* _WHAT IS EXPECTED_
Below is a listing to repeat exactly, with its pictures left out.

##### EXCERPTED DATA

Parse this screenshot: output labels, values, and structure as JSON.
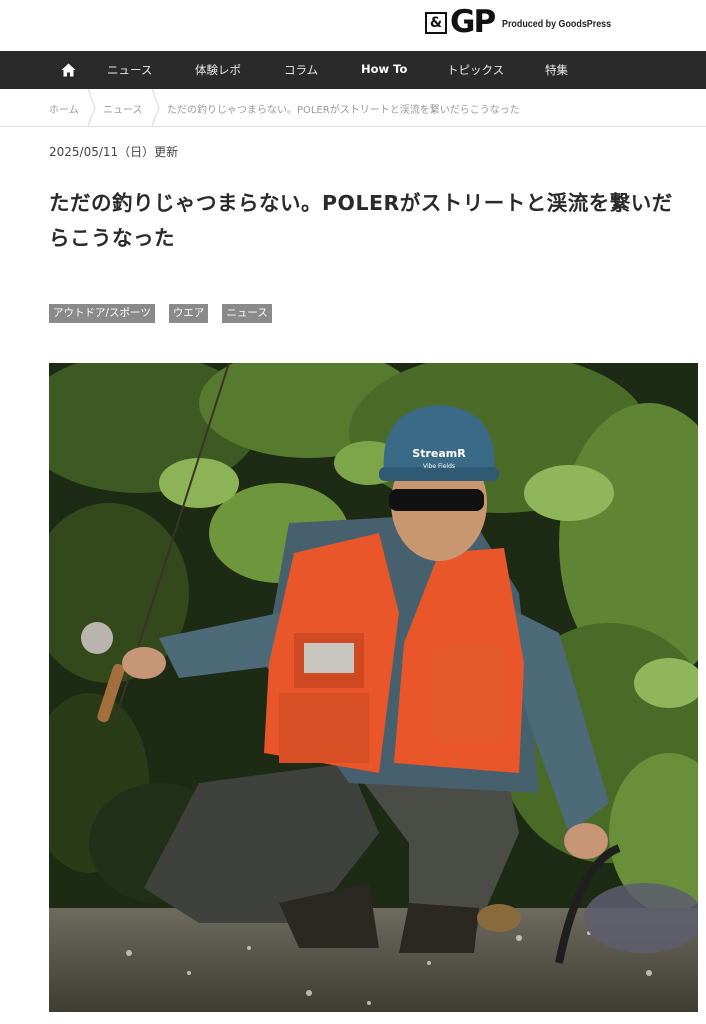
{
  "header": {
    "logo_amp": "&",
    "logo_gp": "GP",
    "produced_by": "Produced by GoodsPress"
  },
  "nav": {
    "home_icon": "home-icon",
    "items": [
      {
        "label": "ニュース"
      },
      {
        "label": "体験レポ"
      },
      {
        "label": "コラム"
      },
      {
        "label": "How To"
      },
      {
        "label": "トピックス"
      },
      {
        "label": "特集"
      }
    ]
  },
  "breadcrumb": {
    "items": [
      "ホーム",
      "ニュース",
      "ただの釣りじゃつまらない。POLERがストリートと渓流を繋いだらこうなった"
    ]
  },
  "article": {
    "date": "2025/05/11（日）更新",
    "title": "ただの釣りじゃつまらない。POLERがストリートと渓流を繋いだらこうなった",
    "tags": [
      "アウトドア/スポーツ",
      "ウエア",
      "ニュース"
    ],
    "hero": {
      "cap_text": "StreamR",
      "cap_subtext": "Vibe Fields"
    }
  },
  "colors": {
    "nav_bg": "#2a2a2a",
    "tag_bg": "#8a8a8a",
    "vest": "#e8562a",
    "cap": "#3a6a86"
  }
}
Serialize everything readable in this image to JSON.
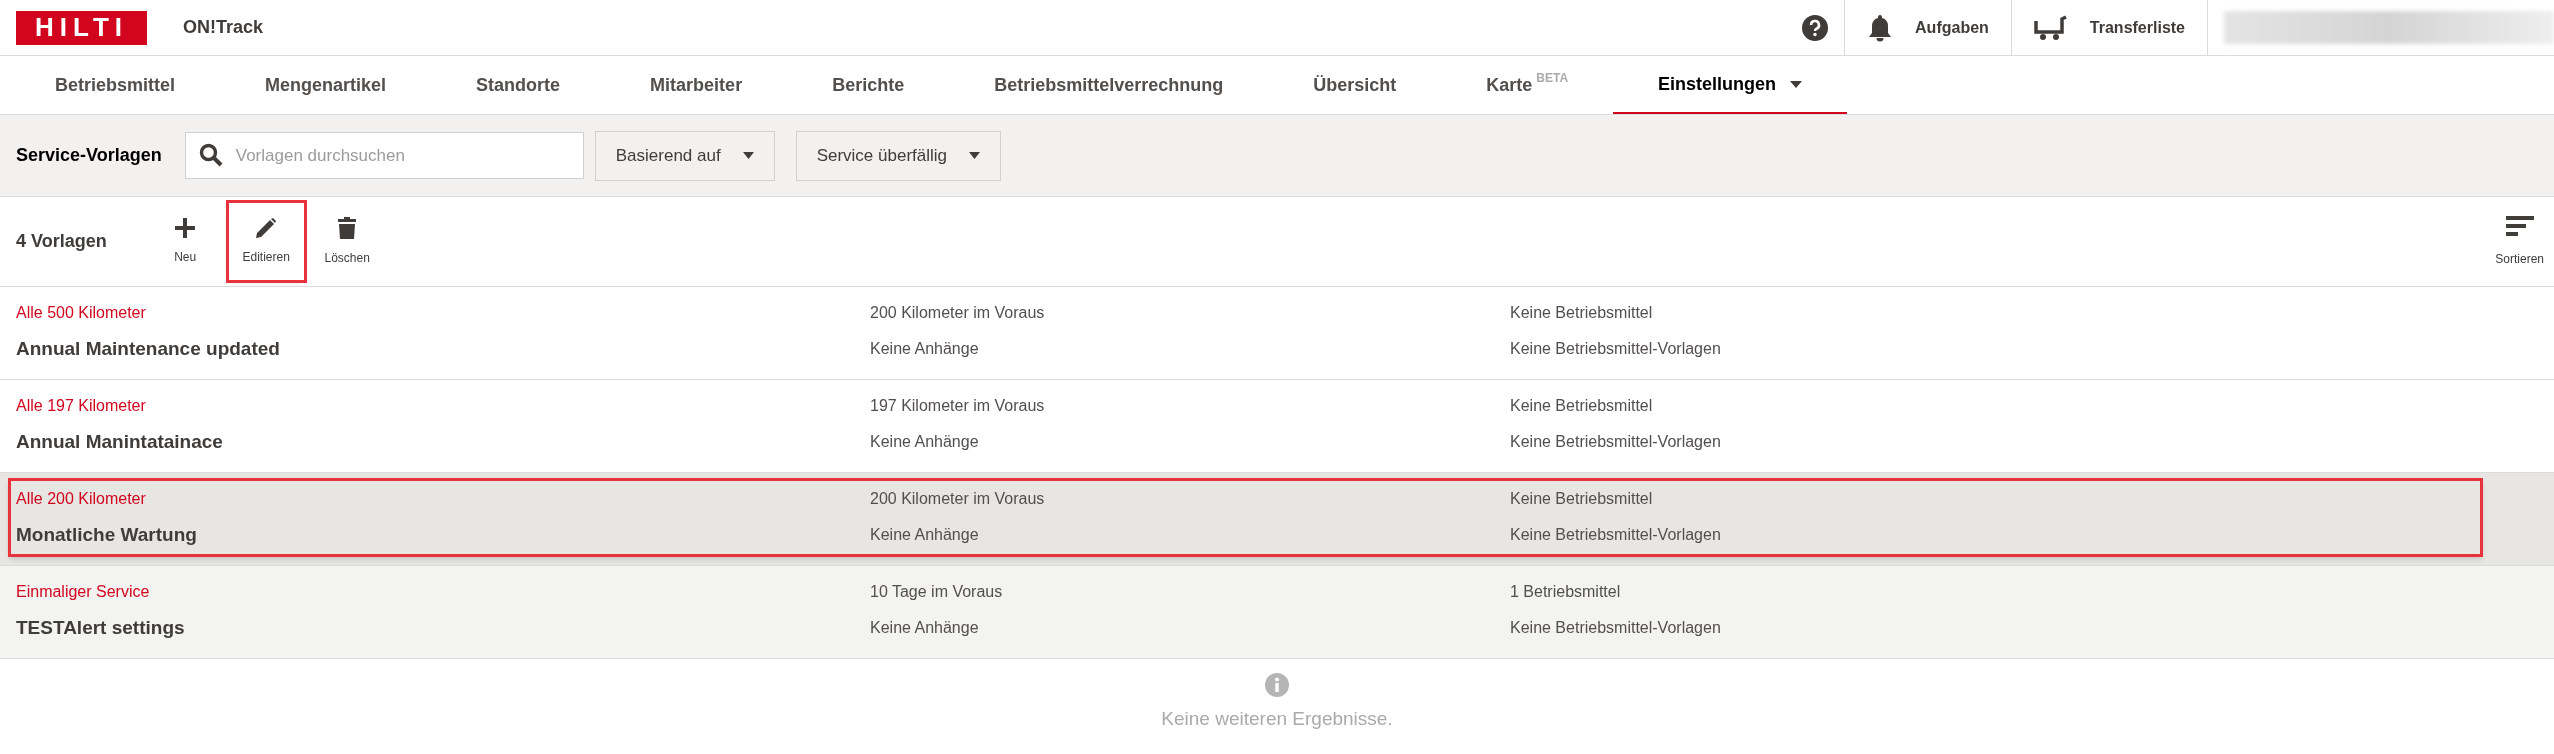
{
  "header": {
    "logo": "HILTI",
    "app_name": "ON!Track",
    "actions": [
      {
        "kind": "bell",
        "label": "Aufgaben"
      },
      {
        "kind": "cart",
        "label": "Transferliste"
      }
    ]
  },
  "nav": [
    {
      "label": "Betriebsmittel",
      "selected": false
    },
    {
      "label": "Mengenartikel",
      "selected": false
    },
    {
      "label": "Standorte",
      "selected": false
    },
    {
      "label": "Mitarbeiter",
      "selected": false
    },
    {
      "label": "Berichte",
      "selected": false
    },
    {
      "label": "Betriebsmittelverrechnung",
      "selected": false
    },
    {
      "label": "Übersicht",
      "selected": false
    },
    {
      "label": "Karte",
      "badge": "BETA",
      "selected": false
    },
    {
      "label": "Einstellungen",
      "dropdown": true,
      "selected": true
    }
  ],
  "filter_bar": {
    "title": "Service-Vorlagen",
    "search": {
      "placeholder": "Vorlagen durchsuchen"
    },
    "dropdowns": [
      "Basierend auf",
      "Service überfällig"
    ]
  },
  "toolbar": {
    "count": "4 Vorlagen",
    "actions": [
      {
        "kind": "add",
        "label": "Neu",
        "highlighted": false
      },
      {
        "kind": "edit",
        "label": "Editieren",
        "highlighted": true
      },
      {
        "kind": "delete",
        "label": "Löschen",
        "highlighted": false
      }
    ],
    "sort": {
      "label": "Sortieren"
    }
  },
  "rows": [
    {
      "interval": "Alle 500 Kilometer",
      "title": "Annual Maintenance updated",
      "advance": "200 Kilometer im Voraus",
      "attachments": "Keine Anhänge",
      "assets": "Keine Betriebsmittel",
      "asset_templates": "Keine Betriebsmittel-Vorlagen",
      "selected": false,
      "hovered": false,
      "highlighted": false
    },
    {
      "interval": "Alle 197 Kilometer",
      "title": "Annual Manintatainace",
      "advance": "197 Kilometer im Voraus",
      "attachments": "Keine Anhänge",
      "assets": "Keine Betriebsmittel",
      "asset_templates": "Keine Betriebsmittel-Vorlagen",
      "selected": false,
      "hovered": false,
      "highlighted": false
    },
    {
      "interval": "Alle 200 Kilometer",
      "title": "Monatliche Wartung",
      "advance": "200 Kilometer im Voraus",
      "attachments": "Keine Anhänge",
      "assets": "Keine Betriebsmittel",
      "asset_templates": "Keine Betriebsmittel-Vorlagen",
      "selected": true,
      "hovered": false,
      "highlighted": true
    },
    {
      "interval": "Einmaliger Service",
      "title": "TESTAlert settings",
      "advance": "10 Tage im Voraus",
      "attachments": "Keine Anhänge",
      "assets": "1 Betriebsmittel",
      "asset_templates": "Keine Betriebsmittel-Vorlagen",
      "selected": false,
      "hovered": true,
      "highlighted": false
    }
  ],
  "footer": {
    "message": "Keine weiteren Ergebnisse."
  }
}
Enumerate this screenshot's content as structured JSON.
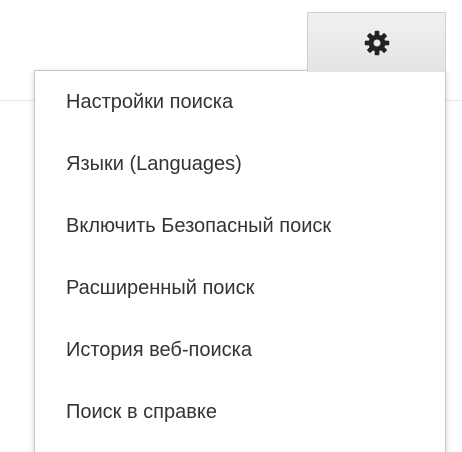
{
  "settings": {
    "icon": "gear-icon"
  },
  "menu": {
    "items": [
      {
        "label": "Настройки поиска"
      },
      {
        "label": "Языки  (Languages)"
      },
      {
        "label": "Включить Безопасный поиск"
      },
      {
        "label": "Расширенный поиск"
      },
      {
        "label": "История веб-поиска"
      },
      {
        "label": "Поиск в справке"
      }
    ]
  },
  "colors": {
    "text": "#333333",
    "border": "#c6c6c6",
    "button_bg": "#e9e9e9",
    "gear": "#222222"
  }
}
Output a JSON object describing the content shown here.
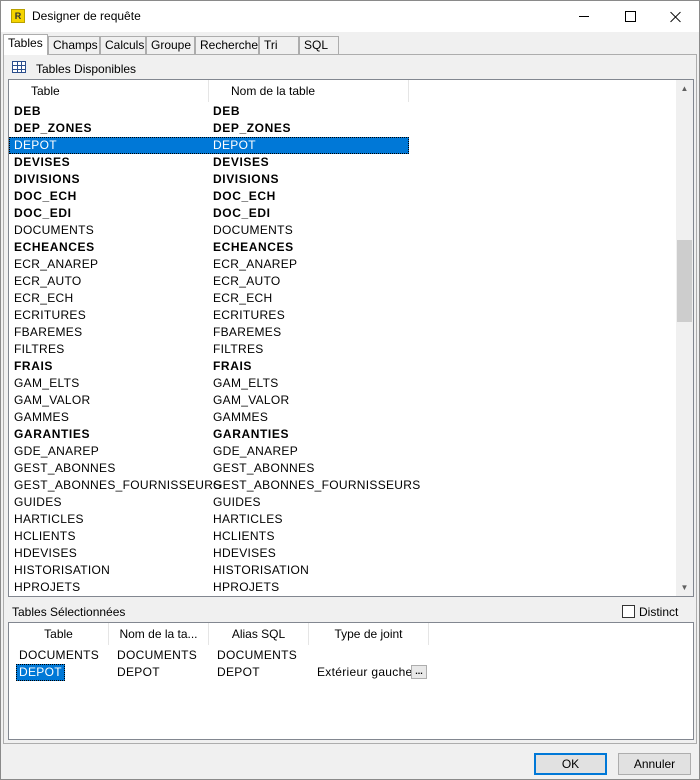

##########

* _SOLUTION TO THIS EXERCISE_
Parse this screenshot: output labels, values, and structure as JSON.
{
  "header": {
    "logo_amp": "&",
    "logo_gp": "GP",
    "produced_by": "Produced by GoodsPress"
  },
  "nav": {
    "home_icon": "home-icon",
    "items": [
      {
        "label": "ニュース"
      },
      {
        "label": "体験レポ"
      },
      {
        "label": "コラム"
      },
      {
        "label": "How To"
      },
      {
        "label": "トピックス"
      },
      {
        "label": "特集"
      }
    ]
  },
  "breadcrumb": {
    "items": [
      "ホーム",
      "ニュース",
      "ただの釣りじゃつまらない。POLERがストリートと渓流を繋いだらこうなった"
    ]
  },
  "article": {
    "date": "2025/05/11（日）更新",
    "title": "ただの釣りじゃつまらない。POLERがストリートと渓流を繋いだらこうなった",
    "tags": [
      "アウトドア/スポーツ",
      "ウエア",
      "ニュース"
    ],
    "hero": {
      "cap_text": "StreamR",
      "cap_subtext": "Vibe Fields"
    }
  },
  "colors": {
    "nav_bg": "#2a2a2a",
    "tag_bg": "#8a8a8a",
    "vest": "#e8562a",
    "cap": "#3a6a86"
  }
}
Serialize everything readable in this image to JSON.
{
  "header": {
    "logo": "HILTI",
    "app_name": "ON!Track",
    "actions": [
      {
        "kind": "bell",
        "label": "Aufgaben"
      },
      {
        "kind": "cart",
        "label": "Transferliste"
      }
    ]
  },
  "nav": [
    {
      "label": "Betriebsmittel",
      "selected": false
    },
    {
      "label": "Mengenartikel",
      "selected": false
    },
    {
      "label": "Standorte",
      "selected": false
    },
    {
      "label": "Mitarbeiter",
      "selected": false
    },
    {
      "label": "Berichte",
      "selected": false
    },
    {
      "label": "Betriebsmittelverrechnung",
      "selected": false
    },
    {
      "label": "Übersicht",
      "selected": false
    },
    {
      "label": "Karte",
      "badge": "BETA",
      "selected": false
    },
    {
      "label": "Einstellungen",
      "dropdown": true,
      "selected": true
    }
  ],
  "filter_bar": {
    "title": "Service-Vorlagen",
    "search": {
      "placeholder": "Vorlagen durchsuchen"
    },
    "dropdowns": [
      "Basierend auf",
      "Service überfällig"
    ]
  },
  "toolbar": {
    "count": "4 Vorlagen",
    "actions": [
      {
        "kind": "add",
        "label": "Neu",
        "highlighted": false
      },
      {
        "kind": "edit",
        "label": "Editieren",
        "highlighted": true
      },
      {
        "kind": "delete",
        "label": "Löschen",
        "highlighted": false
      }
    ],
    "sort": {
      "label": "Sortieren"
    }
  },
  "rows": [
    {
      "interval": "Alle 500 Kilometer",
      "title": "Annual Maintenance updated",
      "advance": "200 Kilometer im Voraus",
      "attachments": "Keine Anhänge",
      "assets": "Keine Betriebsmittel",
      "asset_templates": "Keine Betriebsmittel-Vorlagen",
      "selected": false,
      "hovered": false,
      "highlighted": false
    },
    {
      "interval": "Alle 197 Kilometer",
      "title": "Annual Manintatainace",
      "advance": "197 Kilometer im Voraus",
      "attachments": "Keine Anhänge",
      "assets": "Keine Betriebsmittel",
      "asset_templates": "Keine Betriebsmittel-Vorlagen",
      "selected": false,
      "hovered": false,
      "highlighted": false
    },
    {
      "interval": "Alle 200 Kilometer",
      "title": "Monatliche Wartung",
      "advance": "200 Kilometer im Voraus",
      "attachments": "Keine Anhänge",
      "assets": "Keine Betriebsmittel",
      "asset_templates": "Keine Betriebsmittel-Vorlagen",
      "selected": true,
      "hovered": false,
      "highlighted": true
    },
    {
      "interval": "Einmaliger Service",
      "title": "TESTAlert settings",
      "advance": "10 Tage im Voraus",
      "attachments": "Keine Anhänge",
      "assets": "1 Betriebsmittel",
      "asset_templates": "Keine Betriebsmittel-Vorlagen",
      "selected": false,
      "hovered": true,
      "highlighted": false
    }
  ],
  "footer": {
    "message": "Keine weiteren Ergebnisse."
  }
}
Enumerate this screenshot's content as structured JSON.
{
  "settings": {
    "icon": "gear-icon"
  },
  "menu": {
    "items": [
      {
        "label": "Настройки поиска"
      },
      {
        "label": "Языки  (Languages)"
      },
      {
        "label": "Включить Безопасный поиск"
      },
      {
        "label": "Расширенный поиск"
      },
      {
        "label": "История веб-поиска"
      },
      {
        "label": "Поиск в справке"
      }
    ]
  },
  "colors": {
    "text": "#333333",
    "border": "#c6c6c6",
    "button_bg": "#e9e9e9",
    "gear": "#222222"
  }
}
Output a JSON object describing the content shown here.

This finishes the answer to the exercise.